YOUR TASK. Starting at the first line, reproduce the listing below in full, exactly as given.

=======

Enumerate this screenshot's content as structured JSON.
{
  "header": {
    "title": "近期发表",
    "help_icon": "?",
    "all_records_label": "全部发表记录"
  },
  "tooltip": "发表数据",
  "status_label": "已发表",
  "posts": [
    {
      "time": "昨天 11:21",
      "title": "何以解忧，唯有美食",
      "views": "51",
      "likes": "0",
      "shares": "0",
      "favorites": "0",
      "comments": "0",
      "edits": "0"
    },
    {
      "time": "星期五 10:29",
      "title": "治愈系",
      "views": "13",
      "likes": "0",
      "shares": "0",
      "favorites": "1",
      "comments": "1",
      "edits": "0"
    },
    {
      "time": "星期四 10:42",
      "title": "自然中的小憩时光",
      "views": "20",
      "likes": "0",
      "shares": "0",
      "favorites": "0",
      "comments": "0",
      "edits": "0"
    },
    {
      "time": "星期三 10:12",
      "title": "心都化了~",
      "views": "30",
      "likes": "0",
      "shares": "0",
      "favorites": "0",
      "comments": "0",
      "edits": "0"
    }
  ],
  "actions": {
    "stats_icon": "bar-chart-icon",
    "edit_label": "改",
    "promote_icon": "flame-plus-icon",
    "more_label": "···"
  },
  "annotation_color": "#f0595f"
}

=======

EXERCISE OUTPUT.
Enumerate this screenshot's content as structured JSON.
{
  "header": {
    "title": "近期发表",
    "help_icon": "?",
    "all_records_label": "全部发表记录"
  },
  "tooltip": "发表数据",
  "status_label": "已发表",
  "posts": [
    {
      "time": "昨天 11:21",
      "title": "何以解忧，唯有美食",
      "views": "51",
      "likes": "0",
      "shares": "0",
      "favorites": "0",
      "comments": "0",
      "edits": "0"
    },
    {
      "time": "星期五 10:29",
      "title": "治愈系",
      "views": "13",
      "likes": "0",
      "shares": "0",
      "favorites": "1",
      "comments": "1",
      "edits": "0"
    },
    {
      "time": "星期四 10:42",
      "title": "自然中的小憩时光",
      "views": "20",
      "likes": "0",
      "shares": "0",
      "favorites": "0",
      "comments": "0",
      "edits": "0"
    },
    {
      "time": "星期三 10:12",
      "title": "心都化了~",
      "views": "30",
      "likes": "0",
      "shares": "0",
      "favorites": "0",
      "comments": "0",
      "edits": "0"
    }
  ],
  "actions": {
    "stats_icon": "bar-chart-icon",
    "edit_label": "改",
    "promote_icon": "flame-plus-icon",
    "more_label": "···"
  },
  "annotation_color": "#f0595f"
}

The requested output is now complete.